Task requirements: Could you repeat all of the entries below word for word, apart from the pictures?

Records provided:
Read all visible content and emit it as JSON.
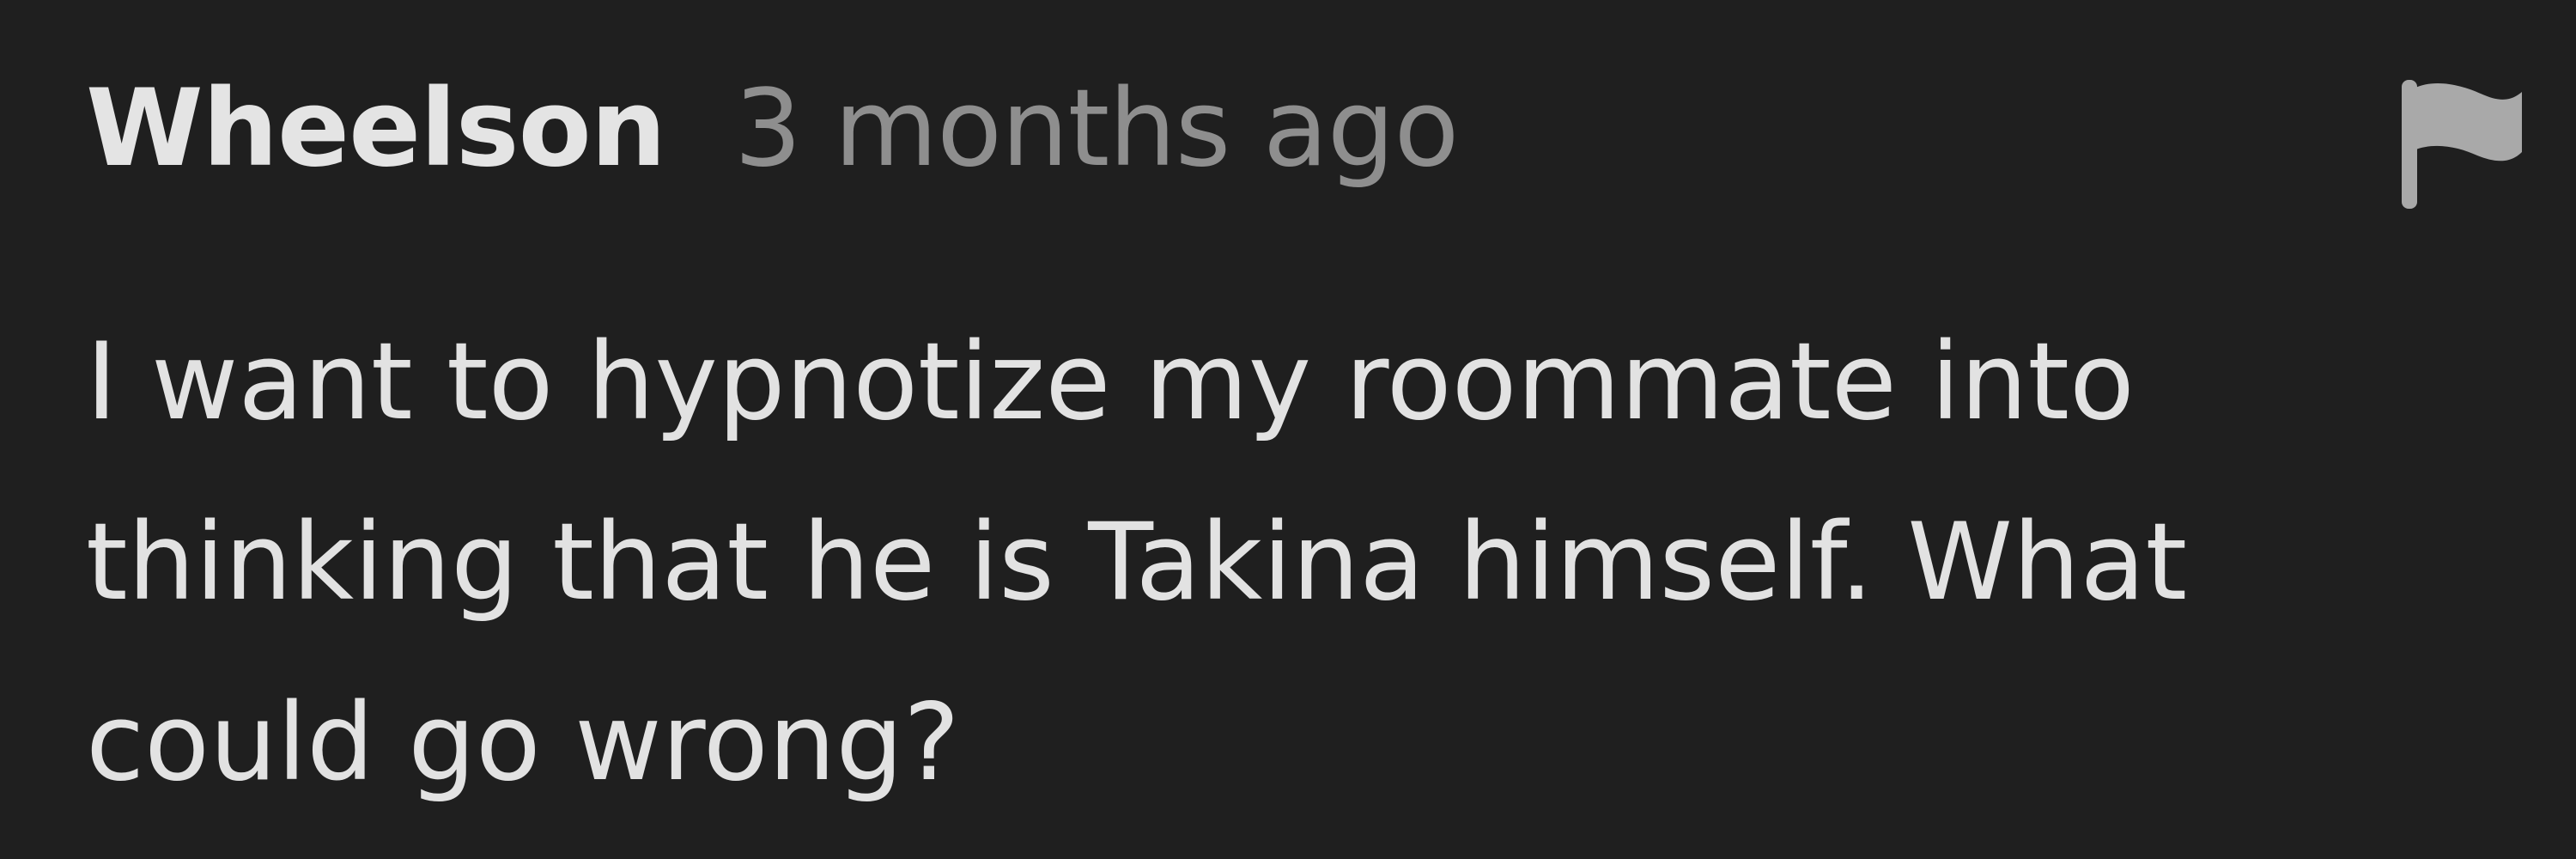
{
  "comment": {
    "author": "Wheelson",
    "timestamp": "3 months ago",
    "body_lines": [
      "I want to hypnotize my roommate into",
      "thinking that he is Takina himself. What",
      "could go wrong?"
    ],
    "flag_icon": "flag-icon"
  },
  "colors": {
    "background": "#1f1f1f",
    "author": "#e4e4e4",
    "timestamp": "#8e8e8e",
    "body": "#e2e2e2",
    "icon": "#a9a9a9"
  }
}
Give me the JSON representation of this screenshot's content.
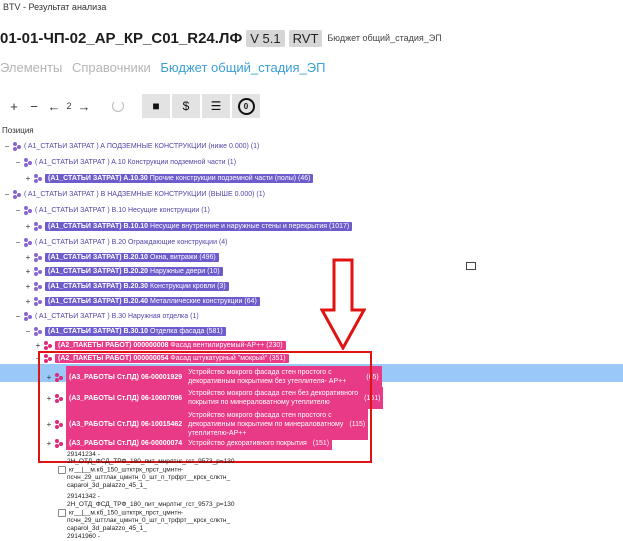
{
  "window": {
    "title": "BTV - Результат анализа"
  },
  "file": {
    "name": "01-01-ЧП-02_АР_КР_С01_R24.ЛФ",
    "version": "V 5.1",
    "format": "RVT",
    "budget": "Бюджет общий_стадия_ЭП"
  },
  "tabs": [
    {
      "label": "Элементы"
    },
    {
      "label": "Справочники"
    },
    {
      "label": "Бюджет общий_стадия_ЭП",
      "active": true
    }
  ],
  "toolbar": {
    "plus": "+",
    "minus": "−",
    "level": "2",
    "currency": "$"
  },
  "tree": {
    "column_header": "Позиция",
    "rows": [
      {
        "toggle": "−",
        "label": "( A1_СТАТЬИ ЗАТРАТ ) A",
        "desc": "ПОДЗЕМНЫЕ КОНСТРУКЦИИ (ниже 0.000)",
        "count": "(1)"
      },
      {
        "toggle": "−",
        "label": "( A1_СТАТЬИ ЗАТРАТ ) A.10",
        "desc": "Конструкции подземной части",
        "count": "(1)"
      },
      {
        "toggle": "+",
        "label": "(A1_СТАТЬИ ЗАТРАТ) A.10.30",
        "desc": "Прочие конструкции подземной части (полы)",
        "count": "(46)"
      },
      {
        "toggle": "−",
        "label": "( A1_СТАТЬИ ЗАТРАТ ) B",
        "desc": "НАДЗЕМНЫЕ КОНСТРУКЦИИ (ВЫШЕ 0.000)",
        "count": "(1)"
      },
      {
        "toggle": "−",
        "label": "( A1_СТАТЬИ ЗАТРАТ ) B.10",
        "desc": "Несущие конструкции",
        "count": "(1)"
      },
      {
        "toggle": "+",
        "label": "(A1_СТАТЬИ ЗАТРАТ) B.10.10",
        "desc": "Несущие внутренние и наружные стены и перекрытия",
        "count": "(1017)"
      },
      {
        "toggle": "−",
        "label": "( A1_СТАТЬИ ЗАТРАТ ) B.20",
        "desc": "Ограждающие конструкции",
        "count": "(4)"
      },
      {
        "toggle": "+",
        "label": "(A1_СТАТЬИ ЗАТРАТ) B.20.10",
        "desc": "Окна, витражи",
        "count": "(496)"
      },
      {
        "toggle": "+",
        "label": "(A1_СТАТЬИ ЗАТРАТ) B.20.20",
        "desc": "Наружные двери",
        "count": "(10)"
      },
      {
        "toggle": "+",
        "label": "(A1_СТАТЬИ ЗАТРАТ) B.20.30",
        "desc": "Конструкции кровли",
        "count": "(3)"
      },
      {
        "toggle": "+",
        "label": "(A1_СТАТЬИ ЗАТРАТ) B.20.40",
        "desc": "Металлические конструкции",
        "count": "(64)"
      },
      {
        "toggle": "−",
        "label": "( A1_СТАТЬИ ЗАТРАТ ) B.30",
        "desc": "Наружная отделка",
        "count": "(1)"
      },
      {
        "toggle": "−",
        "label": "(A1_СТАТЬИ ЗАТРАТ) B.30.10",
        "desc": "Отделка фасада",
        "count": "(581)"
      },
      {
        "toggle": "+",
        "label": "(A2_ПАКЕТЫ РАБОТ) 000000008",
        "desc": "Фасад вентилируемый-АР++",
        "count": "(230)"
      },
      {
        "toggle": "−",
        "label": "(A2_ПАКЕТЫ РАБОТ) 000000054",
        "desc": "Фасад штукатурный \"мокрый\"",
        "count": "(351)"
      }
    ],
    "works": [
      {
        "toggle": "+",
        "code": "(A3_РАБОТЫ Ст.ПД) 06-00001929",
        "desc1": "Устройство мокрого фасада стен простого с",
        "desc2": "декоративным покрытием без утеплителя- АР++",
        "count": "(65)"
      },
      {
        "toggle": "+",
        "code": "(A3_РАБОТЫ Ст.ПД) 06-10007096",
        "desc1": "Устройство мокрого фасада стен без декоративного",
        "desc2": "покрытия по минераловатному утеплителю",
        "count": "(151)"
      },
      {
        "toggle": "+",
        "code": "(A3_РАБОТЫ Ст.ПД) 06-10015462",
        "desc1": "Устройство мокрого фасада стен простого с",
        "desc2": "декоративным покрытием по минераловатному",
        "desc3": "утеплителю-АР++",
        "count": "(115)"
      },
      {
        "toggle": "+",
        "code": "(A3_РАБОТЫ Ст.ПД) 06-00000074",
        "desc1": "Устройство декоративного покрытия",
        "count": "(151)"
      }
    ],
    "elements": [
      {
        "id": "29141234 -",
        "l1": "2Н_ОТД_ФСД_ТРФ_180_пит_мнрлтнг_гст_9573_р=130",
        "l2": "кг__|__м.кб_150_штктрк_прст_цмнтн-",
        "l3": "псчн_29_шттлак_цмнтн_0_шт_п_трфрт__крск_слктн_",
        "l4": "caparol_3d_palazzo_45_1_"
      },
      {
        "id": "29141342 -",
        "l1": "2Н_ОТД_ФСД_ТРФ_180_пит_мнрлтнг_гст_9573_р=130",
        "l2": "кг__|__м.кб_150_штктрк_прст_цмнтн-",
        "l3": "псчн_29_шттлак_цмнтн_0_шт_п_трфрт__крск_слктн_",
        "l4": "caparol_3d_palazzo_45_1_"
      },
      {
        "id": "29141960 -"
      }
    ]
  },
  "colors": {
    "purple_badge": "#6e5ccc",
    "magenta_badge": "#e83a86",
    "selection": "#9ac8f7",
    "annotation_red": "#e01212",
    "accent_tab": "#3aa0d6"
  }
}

Task response:
Read all visible content and emit it as JSON.
{
  "comment": {
    "author": "Wheelson",
    "timestamp": "3 months ago",
    "body_lines": [
      "I want to hypnotize my roommate into",
      "thinking that he is Takina himself. What",
      "could go wrong?"
    ],
    "flag_icon": "flag-icon"
  },
  "colors": {
    "background": "#1f1f1f",
    "author": "#e4e4e4",
    "timestamp": "#8e8e8e",
    "body": "#e2e2e2",
    "icon": "#a9a9a9"
  }
}
Give me the JSON representation of this screenshot's content.
{
  "window": {
    "title": "BTV - Результат анализа"
  },
  "file": {
    "name": "01-01-ЧП-02_АР_КР_С01_R24.ЛФ",
    "version": "V 5.1",
    "format": "RVT",
    "budget": "Бюджет общий_стадия_ЭП"
  },
  "tabs": [
    {
      "label": "Элементы"
    },
    {
      "label": "Справочники"
    },
    {
      "label": "Бюджет общий_стадия_ЭП",
      "active": true
    }
  ],
  "toolbar": {
    "plus": "+",
    "minus": "−",
    "level": "2",
    "currency": "$"
  },
  "tree": {
    "column_header": "Позиция",
    "rows": [
      {
        "toggle": "−",
        "label": "( A1_СТАТЬИ ЗАТРАТ ) A",
        "desc": "ПОДЗЕМНЫЕ КОНСТРУКЦИИ (ниже 0.000)",
        "count": "(1)"
      },
      {
        "toggle": "−",
        "label": "( A1_СТАТЬИ ЗАТРАТ ) A.10",
        "desc": "Конструкции подземной части",
        "count": "(1)"
      },
      {
        "toggle": "+",
        "label": "(A1_СТАТЬИ ЗАТРАТ) A.10.30",
        "desc": "Прочие конструкции подземной части (полы)",
        "count": "(46)"
      },
      {
        "toggle": "−",
        "label": "( A1_СТАТЬИ ЗАТРАТ ) B",
        "desc": "НАДЗЕМНЫЕ КОНСТРУКЦИИ (ВЫШЕ 0.000)",
        "count": "(1)"
      },
      {
        "toggle": "−",
        "label": "( A1_СТАТЬИ ЗАТРАТ ) B.10",
        "desc": "Несущие конструкции",
        "count": "(1)"
      },
      {
        "toggle": "+",
        "label": "(A1_СТАТЬИ ЗАТРАТ) B.10.10",
        "desc": "Несущие внутренние и наружные стены и перекрытия",
        "count": "(1017)"
      },
      {
        "toggle": "−",
        "label": "( A1_СТАТЬИ ЗАТРАТ ) B.20",
        "desc": "Ограждающие конструкции",
        "count": "(4)"
      },
      {
        "toggle": "+",
        "label": "(A1_СТАТЬИ ЗАТРАТ) B.20.10",
        "desc": "Окна, витражи",
        "count": "(496)"
      },
      {
        "toggle": "+",
        "label": "(A1_СТАТЬИ ЗАТРАТ) B.20.20",
        "desc": "Наружные двери",
        "count": "(10)"
      },
      {
        "toggle": "+",
        "label": "(A1_СТАТЬИ ЗАТРАТ) B.20.30",
        "desc": "Конструкции кровли",
        "count": "(3)"
      },
      {
        "toggle": "+",
        "label": "(A1_СТАТЬИ ЗАТРАТ) B.20.40",
        "desc": "Металлические конструкции",
        "count": "(64)"
      },
      {
        "toggle": "−",
        "label": "( A1_СТАТЬИ ЗАТРАТ ) B.30",
        "desc": "Наружная отделка",
        "count": "(1)"
      },
      {
        "toggle": "−",
        "label": "(A1_СТАТЬИ ЗАТРАТ) B.30.10",
        "desc": "Отделка фасада",
        "count": "(581)"
      },
      {
        "toggle": "+",
        "label": "(A2_ПАКЕТЫ РАБОТ) 000000008",
        "desc": "Фасад вентилируемый-АР++",
        "count": "(230)"
      },
      {
        "toggle": "−",
        "label": "(A2_ПАКЕТЫ РАБОТ) 000000054",
        "desc": "Фасад штукатурный \"мокрый\"",
        "count": "(351)"
      }
    ],
    "works": [
      {
        "toggle": "+",
        "code": "(A3_РАБОТЫ Ст.ПД) 06-00001929",
        "desc1": "Устройство мокрого фасада стен простого с",
        "desc2": "декоративным покрытием без утеплителя- АР++",
        "count": "(65)"
      },
      {
        "toggle": "+",
        "code": "(A3_РАБОТЫ Ст.ПД) 06-10007096",
        "desc1": "Устройство мокрого фасада стен без декоративного",
        "desc2": "покрытия по минераловатному утеплителю",
        "count": "(151)"
      },
      {
        "toggle": "+",
        "code": "(A3_РАБОТЫ Ст.ПД) 06-10015462",
        "desc1": "Устройство мокрого фасада стен простого с",
        "desc2": "декоративным покрытием по минераловатному",
        "desc3": "утеплителю-АР++",
        "count": "(115)"
      },
      {
        "toggle": "+",
        "code": "(A3_РАБОТЫ Ст.ПД) 06-00000074",
        "desc1": "Устройство декоративного покрытия",
        "count": "(151)"
      }
    ],
    "elements": [
      {
        "id": "29141234 -",
        "l1": "2Н_ОТД_ФСД_ТРФ_180_пит_мнрлтнг_гст_9573_р=130",
        "l2": "кг__|__м.кб_150_штктрк_прст_цмнтн-",
        "l3": "псчн_29_шттлак_цмнтн_0_шт_п_трфрт__крск_слктн_",
        "l4": "caparol_3d_palazzo_45_1_"
      },
      {
        "id": "29141342 -",
        "l1": "2Н_ОТД_ФСД_ТРФ_180_пит_мнрлтнг_гст_9573_р=130",
        "l2": "кг__|__м.кб_150_штктрк_прст_цмнтн-",
        "l3": "псчн_29_шттлак_цмнтн_0_шт_п_трфрт__крск_слктн_",
        "l4": "caparol_3d_palazzo_45_1_"
      },
      {
        "id": "29141960 -"
      }
    ]
  },
  "colors": {
    "purple_badge": "#6e5ccc",
    "magenta_badge": "#e83a86",
    "selection": "#9ac8f7",
    "annotation_red": "#e01212",
    "accent_tab": "#3aa0d6"
  }
}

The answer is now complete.